Some of my favourite objects are disobedient ones: objects linked to acts of defiance – past and present – or things that simply challenge one-dimensional interpretations.
Among the Centre of Democracy objects is protest badge worn by members of the South Australian branch of CAMP (Campaign Against Moral Persecution). First of all, any LGBTIQ+ group should now be obligated to come up with an acronym this clever. But more importantly, this little pin embodies a whole movement focused on law reform, including the repeal of laws which made it illegal for men to have sex with other men.
Figure 1: This badge was designed and distributed in 1972, and worn by members of the South Australian branch of CAMP – Campaign Against Moral Persecution. This group was the first contemporary homosexual rights movement of the early 1970s in Australia.

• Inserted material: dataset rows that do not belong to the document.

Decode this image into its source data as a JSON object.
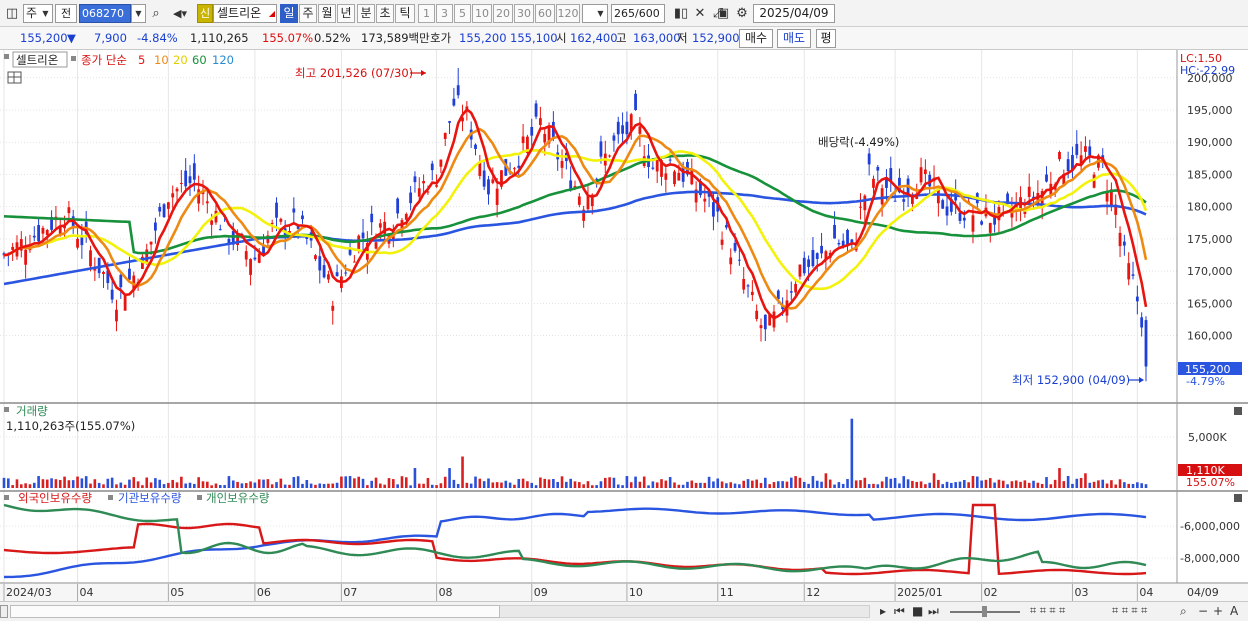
{
  "toolbar": {
    "period_type": "주",
    "prev_label": "전",
    "stock_code": "068270",
    "new_badge": "신",
    "stock_name": "셀트리온",
    "periods": [
      "일",
      "주",
      "월",
      "년",
      "분",
      "초",
      "틱"
    ],
    "active_period": "일",
    "intervals": [
      "1",
      "3",
      "5",
      "10",
      "20",
      "30",
      "60",
      "120"
    ],
    "count": "265",
    "count_total": "/600",
    "date": "2025/04/09"
  },
  "quote": {
    "price": "155,200",
    "change_arrow": "▼",
    "change": "7,900",
    "change_pct": "-4.84%",
    "volume": "1,110,265",
    "volume_ratio": "155.07%",
    "turnover": "0.52%",
    "amount": "173,589백만",
    "hoga_label": "호가",
    "ask": "155,200",
    "bid": "155,100",
    "open_label": "시",
    "open": "162,400",
    "high_label": "고",
    "high": "163,000",
    "low_label": "저",
    "low": "152,900",
    "buy_label": "매수",
    "sell_label": "매도",
    "avg_label": "평"
  },
  "price_panel": {
    "name_tag": "셀트리온",
    "ma_label": "종가 단순",
    "ma_periods": [
      "5",
      "10",
      "20",
      "60",
      "120"
    ],
    "ma_colors": [
      "#e8140f",
      "#ee8a12",
      "#f2f20a",
      "#17913a",
      "#2a55e0"
    ],
    "lc": "LC:1.50",
    "hc": "HC:-22.99",
    "high_annotation": "최고 201,526 (07/30)",
    "low_annotation": "최저 152,900 (04/09)",
    "dividend_annotation": "배당락(-4.49%)",
    "current_price_tag": "155,200",
    "current_change_tag": "-4.79%",
    "y_ticks": [
      "200,000",
      "195,000",
      "190,000",
      "185,000",
      "180,000",
      "175,000",
      "170,000",
      "165,000",
      "160,000"
    ]
  },
  "volume_panel": {
    "title": "거래량",
    "value_text": "1,110,263주(155.07%)",
    "y_tick": "5,000K",
    "current_tag": "1,110K",
    "current_pct": "155.07%"
  },
  "holdings_panel": {
    "series": [
      {
        "name": "외국인보유수량",
        "color": "#d81818"
      },
      {
        "name": "기관보유수량",
        "color": "#2a55e0"
      },
      {
        "name": "개인보유수량",
        "color": "#2f8a55"
      }
    ],
    "y_ticks": [
      "-6,000,000",
      "-8,000,000"
    ]
  },
  "x_axis": {
    "labels": [
      "2024/03",
      "04",
      "05",
      "06",
      "07",
      "08",
      "09",
      "10",
      "11",
      "12",
      "2025/01",
      "02",
      "03",
      "04"
    ],
    "end_label": "04/09"
  },
  "chart_data": [
    {
      "type": "line",
      "title": "",
      "series": [
        {
          "name": "5",
          "color": "#e8140f"
        },
        {
          "name": "10",
          "color": "#ee8a12"
        },
        {
          "name": "20",
          "color": "#f2f20a"
        },
        {
          "name": "60",
          "color": "#17913a"
        },
        {
          "name": "120",
          "color": "#2a55e0"
        }
      ],
      "ylim": [
        150000,
        204000
      ],
      "keypoints": [
        {
          "date": "2024/07/30",
          "high": 201526
        },
        {
          "date": "2025/04/09",
          "close": 155200,
          "low": 152900
        }
      ]
    }
  ]
}
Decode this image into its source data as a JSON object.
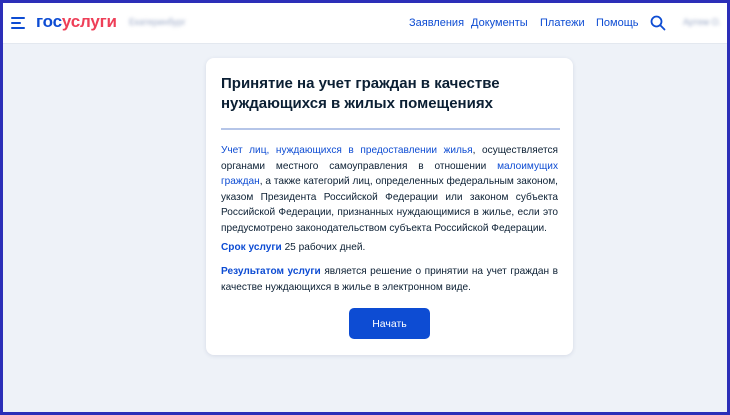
{
  "header": {
    "logo_part1": "гос",
    "logo_part2": "услуги",
    "city": "Екатеринбург",
    "nav": [
      "Заявления",
      "Документы",
      "Платежи",
      "Помощь"
    ],
    "user": "Артем О."
  },
  "card": {
    "title": "Принятие на учет граждан в качестве нуждающихся в жилых помещениях",
    "p1": {
      "link1": "Учет лиц, нуждающихся в предоставлении жилья",
      "text1": ", осуществляется органами местного самоуправления в отношении ",
      "link2": "малоимущих граждан",
      "text2": ", а также категорий лиц, определенных федеральным законом, указом Президента Российской Федерации или законом субъекта Российской Федерации, признанных нуждающимися в жилье, если это предусмотрено законодательством субъекта Российской Федерации."
    },
    "p2": {
      "label": "Срок услуги",
      "text": " 25 рабочих дней."
    },
    "p3": {
      "label": "Результатом услуги",
      "text": " является решение о принятии на учет граждан в качестве нуждающихся в жилье в электронном виде."
    },
    "button_label": "Начать"
  },
  "colors": {
    "frame": "#2c2fb8",
    "brand_blue": "#0d4cd3",
    "brand_red": "#ee3f58",
    "background": "#eef2f8",
    "text": "#0b1f33"
  }
}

Things are often unfairly accused of being just “things” . This pin, worn by members of CAMP in the 1970s, likely represented a sense of belonging, particular collective ideals, as well as objectives to work towards. Today, as it sits together with other objects representing the history of South Australian activism in the Centre of Democracy, it enters a new category of disobedient objects telling new stories about the development of South Australia’s civic society.
Historical activist ephemera are particularly significant in a time when even national museums, such as London’s V&A, have modernised their attitude towards collecting objects by introducing, for instance, a Rapid Response Collecting strand. This strand of collecting focuses on objects that epitomise moments in contemporary history that are recognised as worth capturing, from Pussyhats from the Women’s March on 21 Jan 2017 to umbrellas from the Umbrella Movement in Hong Kong.
As museums slowly discover their social role in leading public discussion, what kind of objects should be collected and displayed?
It is “our values [that] determine our understanding of things”  – to me, the history of civic dissent and disobedience is crucial to our understanding of contemporary society.
What values speak to you? What values do you see represented in this collection?
 Latour, B. (2000) ‘When things strike back: a possible contribution of ‘science studies’ to the social sciences’, British Journal of Sociology 51(1): 117.
 Hooper-Greenhill, E. (1998) ‘Perspectives on Hinemihi: A Maori Meeting House’ in Barringer, T., & Flynn, T. (eds.) Colonialism and the Object: Empire, Material Culture and the Museum, London: Routledge, p.130.